As the intensity of corn acres on a farm increases, we tend to see cash rent acres increase. What we are seeing may really be as we increase cash rent acres, we are growing more corn because it can be a higher grossing enterprise. However, we also see that the accrual cash rent expense increases as corn becomes a higher percentage of the acres on the farm. We’ve seen that there can be a cost (total economic cost) disadvantage to more corn. This post shows how one of the accrual land costs (cash rent) leads to this disadvantage.
That data here span five years (2009-2013) from a group of central Illinois farms operating on higher-productivity soils that are members of the Illinois Farm Business Farm Management Association. All revenue is attributed to the accrual method of accounting netted against the total economic expenses associated with the production of that revenue to arrive at accrual based management returns.
For each of the five years, the farms were sorted into one of five groups based on the percentage of acres devoted to corn production. The five groups are:
1) Over 75% Corn Acres
2) 66% to 75% Corn Acres
3) 56% to 65% Corn Acres
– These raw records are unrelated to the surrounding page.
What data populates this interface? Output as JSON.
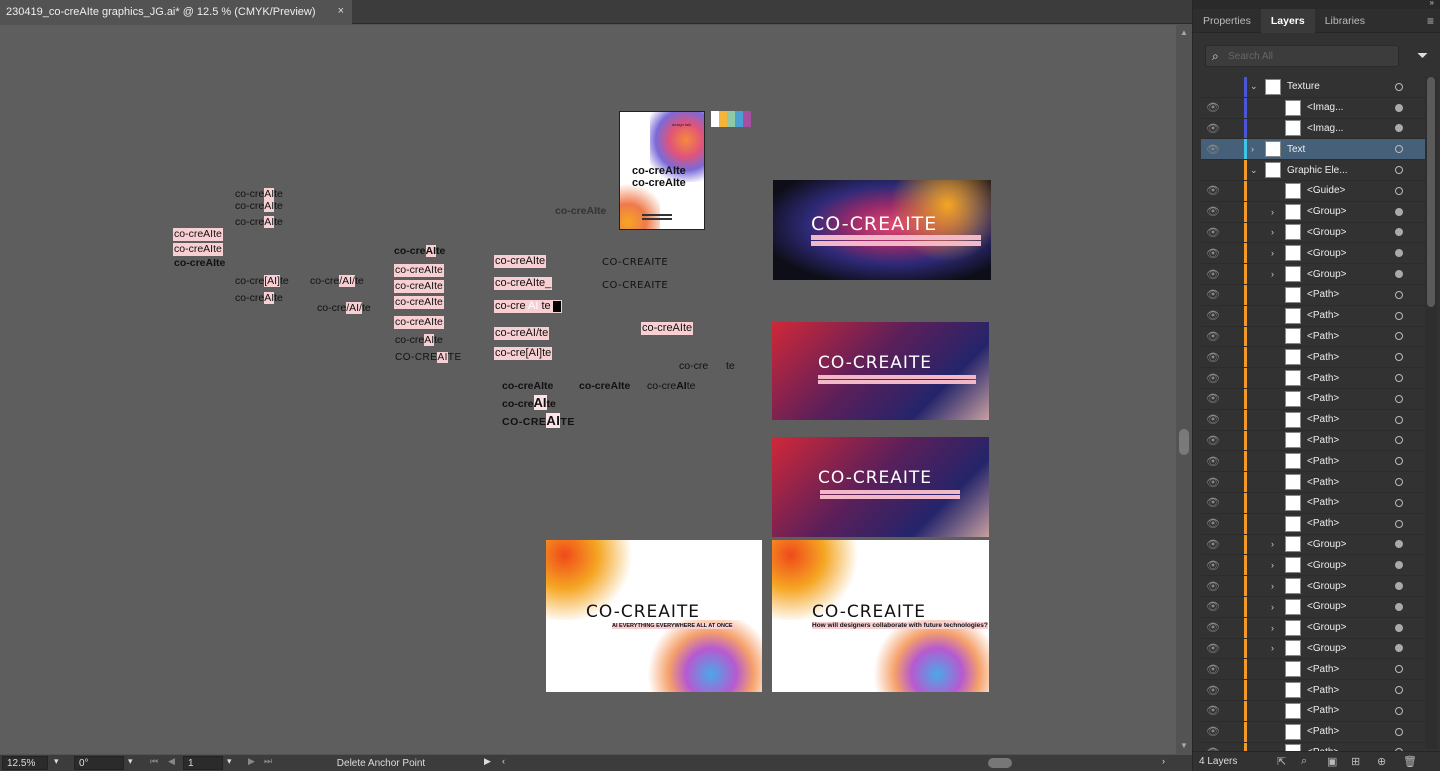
{
  "document": {
    "tab_title": "230419_co-creAIte graphics_JG.ai* @ 12.5 % (CMYK/Preview)",
    "close": "×"
  },
  "canvas": {
    "poster_small": {
      "tag": "design talk",
      "line1": "co-creAIte",
      "line2": "co-creAIte",
      "footer": "AI EVERYTHING EVERYWHERE ALL AT ONCE"
    },
    "swatch_colors": [
      "#ffffff",
      "#f5b53a",
      "#8fc9a8",
      "#4aa0d0",
      "#a64fa0"
    ],
    "word": "co-creAIte",
    "words_left": [
      "co-creAIte",
      "co-creAIte",
      "co-creAIte",
      "co-creAIte",
      "co-creAIte",
      "co-creAIte",
      "co-cre[AI]te",
      "co-creAIte",
      "co-cre/AI/te",
      "co-cre/AI/te"
    ],
    "words_col3": [
      "co-creAIte",
      "co-creAIte",
      "co-creAIte",
      "co-creAIte",
      "co-creAIte",
      "co-creAIte",
      "co-creAIte",
      "CO-CREAITE"
    ],
    "words_col4": [
      "co-creAIte",
      "co-creAIte_",
      "co-creAIte",
      "co-creAI/te",
      "co-cre[AI]te"
    ],
    "words_col4b": [
      "co-creAIte",
      "co-creAIte",
      "CO-CREAITE",
      "co-creAIte",
      "co-creAIte"
    ],
    "words_col5": [
      "CO-CREAITE",
      "CO-CREAITE",
      "co-creAIte",
      "co-creAIte",
      "co-cre",
      "te"
    ],
    "artboards": {
      "dark1": {
        "title": "CO-CREAITE",
        "sub1": "",
        "sub2": ""
      },
      "dark2": {
        "title": "CO-CREAITE"
      },
      "dark3": {
        "title": "CO-CREAITE"
      },
      "light1": {
        "title": "CO-CREAITE",
        "tagline": "AI EVERYTHING EVERYWHERE ALL AT ONCE"
      },
      "light2": {
        "title": "CO-CREAITE",
        "tagline": "How will designers collaborate with future technologies?"
      }
    }
  },
  "status": {
    "zoom": "12.5%",
    "rotate": "0°",
    "artboard_num": "1",
    "tool_hint": "Delete Anchor Point"
  },
  "panel": {
    "tabs": [
      "Properties",
      "Layers",
      "Libraries"
    ],
    "search_placeholder": "Search All",
    "footer_label": "4 Layers",
    "layers": [
      {
        "name": "Texture",
        "level": 0,
        "expanded": true,
        "color": "#4a55d8",
        "eye": false,
        "circle": "open"
      },
      {
        "name": "<Imag...",
        "level": 1,
        "color": "#4a55d8",
        "eye": true,
        "circle": "fill"
      },
      {
        "name": "<Imag...",
        "level": 1,
        "color": "#4a55d8",
        "eye": true,
        "circle": "fill"
      },
      {
        "name": "Text",
        "level": 0,
        "collapsed": true,
        "color": "#3ec6e8",
        "eye": true,
        "circle": "open",
        "selected": true
      },
      {
        "name": "Graphic Ele...",
        "level": 0,
        "expanded": true,
        "color": "#f19a2a",
        "eye": false,
        "circle": "open"
      },
      {
        "name": "<Guide>",
        "level": 1,
        "color": "#f19a2a",
        "eye": true,
        "circle": "open"
      },
      {
        "name": "<Group>",
        "level": 1,
        "arrow": true,
        "color": "#f19a2a",
        "eye": true,
        "circle": "fill"
      },
      {
        "name": "<Group>",
        "level": 1,
        "arrow": true,
        "color": "#f19a2a",
        "eye": true,
        "circle": "fill"
      },
      {
        "name": "<Group>",
        "level": 1,
        "arrow": true,
        "color": "#f19a2a",
        "eye": true,
        "circle": "fill"
      },
      {
        "name": "<Group>",
        "level": 1,
        "arrow": true,
        "color": "#f19a2a",
        "eye": true,
        "circle": "fill"
      },
      {
        "name": "<Path>",
        "level": 1,
        "color": "#f19a2a",
        "eye": true,
        "circle": "open"
      },
      {
        "name": "<Path>",
        "level": 1,
        "color": "#f19a2a",
        "eye": true,
        "circle": "open"
      },
      {
        "name": "<Path>",
        "level": 1,
        "color": "#f19a2a",
        "eye": true,
        "circle": "open"
      },
      {
        "name": "<Path>",
        "level": 1,
        "color": "#f19a2a",
        "eye": true,
        "circle": "open"
      },
      {
        "name": "<Path>",
        "level": 1,
        "color": "#f19a2a",
        "eye": true,
        "circle": "open"
      },
      {
        "name": "<Path>",
        "level": 1,
        "color": "#f19a2a",
        "eye": true,
        "circle": "open"
      },
      {
        "name": "<Path>",
        "level": 1,
        "color": "#f19a2a",
        "eye": true,
        "circle": "open"
      },
      {
        "name": "<Path>",
        "level": 1,
        "color": "#f19a2a",
        "eye": true,
        "circle": "open"
      },
      {
        "name": "<Path>",
        "level": 1,
        "color": "#f19a2a",
        "eye": true,
        "circle": "open"
      },
      {
        "name": "<Path>",
        "level": 1,
        "color": "#f19a2a",
        "eye": true,
        "circle": "open"
      },
      {
        "name": "<Path>",
        "level": 1,
        "color": "#f19a2a",
        "eye": true,
        "circle": "open"
      },
      {
        "name": "<Path>",
        "level": 1,
        "color": "#f19a2a",
        "eye": true,
        "circle": "open"
      },
      {
        "name": "<Group>",
        "level": 1,
        "arrow": true,
        "color": "#f19a2a",
        "eye": true,
        "circle": "fill"
      },
      {
        "name": "<Group>",
        "level": 1,
        "arrow": true,
        "color": "#f19a2a",
        "eye": true,
        "circle": "fill"
      },
      {
        "name": "<Group>",
        "level": 1,
        "arrow": true,
        "color": "#f19a2a",
        "eye": true,
        "circle": "fill"
      },
      {
        "name": "<Group>",
        "level": 1,
        "arrow": true,
        "color": "#f19a2a",
        "eye": true,
        "circle": "fill"
      },
      {
        "name": "<Group>",
        "level": 1,
        "arrow": true,
        "color": "#f19a2a",
        "eye": true,
        "circle": "fill"
      },
      {
        "name": "<Group>",
        "level": 1,
        "arrow": true,
        "color": "#f19a2a",
        "eye": true,
        "circle": "fill"
      },
      {
        "name": "<Path>",
        "level": 1,
        "color": "#f19a2a",
        "eye": true,
        "circle": "open"
      },
      {
        "name": "<Path>",
        "level": 1,
        "color": "#f19a2a",
        "eye": true,
        "circle": "open"
      },
      {
        "name": "<Path>",
        "level": 1,
        "color": "#f19a2a",
        "eye": true,
        "circle": "open"
      },
      {
        "name": "<Path>",
        "level": 1,
        "color": "#f19a2a",
        "eye": true,
        "circle": "open"
      },
      {
        "name": "<Path>",
        "level": 1,
        "color": "#f19a2a",
        "eye": true,
        "circle": "open"
      }
    ]
  }
}
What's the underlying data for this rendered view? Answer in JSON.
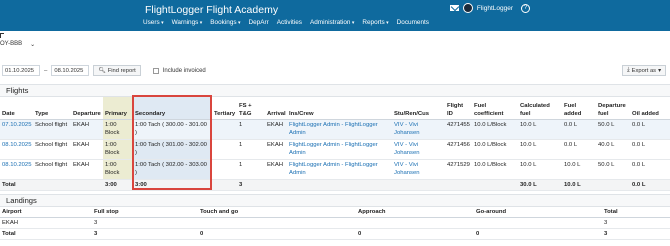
{
  "app": {
    "title": "FlightLogger Flight Academy",
    "user": "FlightLogger",
    "help": "?"
  },
  "nav": [
    "Users",
    "Warnings",
    "Bookings",
    "DepArr",
    "Activities",
    "Administration",
    "Reports",
    "Documents"
  ],
  "aircraft": {
    "selected": "OY-BBB"
  },
  "filters": {
    "from_date": "01.10.2025",
    "to_date": "08.10.2025",
    "separator": "–",
    "find_button": "Find report",
    "include_invoiced": "Include invoiced",
    "export_button": "Export as"
  },
  "flights": {
    "heading": "Flights",
    "columns": [
      "Date",
      "Type",
      "Departure",
      "Primary",
      "Secondary",
      "Tertiary",
      "FS + T&G",
      "Arrival",
      "Ins/Crew",
      "Stu/Ren/Cus",
      "Flight ID",
      "Fuel coefficient",
      "Calculated fuel",
      "Fuel added",
      "Departure fuel",
      "Oil added"
    ],
    "rows": [
      [
        "07.10.2025",
        "School flight",
        "EKAH",
        "1:00 Block",
        "1:00 Tach ( 300.00 - 301.00 )",
        "",
        "1",
        "EKAH",
        "FlightLogger Admin - FlightLogger Admin",
        "VIV - Vivi Johansen",
        "4271455",
        "10.0 L/Block",
        "10.0 L",
        "0.0 L",
        "50.0 L",
        "0.0 L"
      ],
      [
        "08.10.2025",
        "School flight",
        "EKAH",
        "1:00 Block",
        "1:00 Tach ( 301.00 - 302.00 )",
        "",
        "1",
        "EKAH",
        "FlightLogger Admin - FlightLogger Admin",
        "VIV - Vivi Johansen",
        "4271456",
        "10.0 L/Block",
        "10.0 L",
        "0.0 L",
        "40.0 L",
        "0.0 L"
      ],
      [
        "08.10.2025",
        "School flight",
        "EKAH",
        "1:00 Block",
        "1:00 Tach ( 302.00 - 303.00 )",
        "",
        "1",
        "EKAH",
        "FlightLogger Admin - FlightLogger Admin",
        "VIV - Vivi Johansen",
        "4271529",
        "10.0 L/Block",
        "10.0 L",
        "10.0 L",
        "50.0 L",
        "0.0 L"
      ]
    ],
    "total": [
      "Total",
      "",
      "",
      "3:00",
      "3:00",
      "",
      "3",
      "",
      "",
      "",
      "",
      "",
      "30.0 L",
      "10.0 L",
      "",
      "0.0 L"
    ]
  },
  "landings": {
    "heading": "Landings",
    "columns": [
      "Airport",
      "Full stop",
      "Touch and go",
      "Approach",
      "Go-around",
      "Total"
    ],
    "rows": [
      [
        "EKAH",
        "3",
        "",
        "",
        "",
        "3"
      ]
    ],
    "total": [
      "Total",
      "3",
      "0",
      "0",
      "0",
      "3"
    ]
  },
  "colors": {
    "topbar": "#0f6a9e",
    "highlight_box": "#d9453d",
    "link": "#1a6fb3"
  }
}
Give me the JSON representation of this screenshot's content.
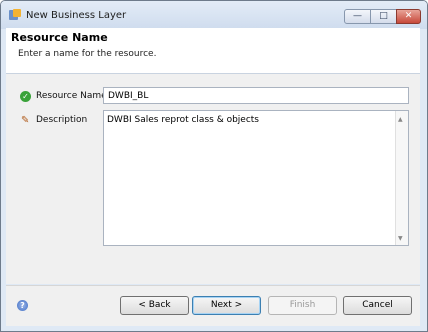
{
  "window": {
    "title": "New Business Layer",
    "controls": {
      "minimize": "—",
      "maximize": "□",
      "close": "✕"
    }
  },
  "header": {
    "title": "Resource Name",
    "subtitle": "Enter a name for the resource."
  },
  "form": {
    "resource_name_label": "Resource Name",
    "resource_name_value": "DWBI_BL",
    "description_label": "Description",
    "description_value": "DWBI Sales reprot class & objects"
  },
  "icons": {
    "status": "check-circle-icon",
    "description": "pencil-icon",
    "help": "help-icon"
  },
  "buttons": {
    "back": "< Back",
    "next": "Next >",
    "finish": "Finish",
    "cancel": "Cancel"
  }
}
4) 46% to 55% Corn Acres
5) Less than 46% Corn Acres
Read the article at farmdocDaily.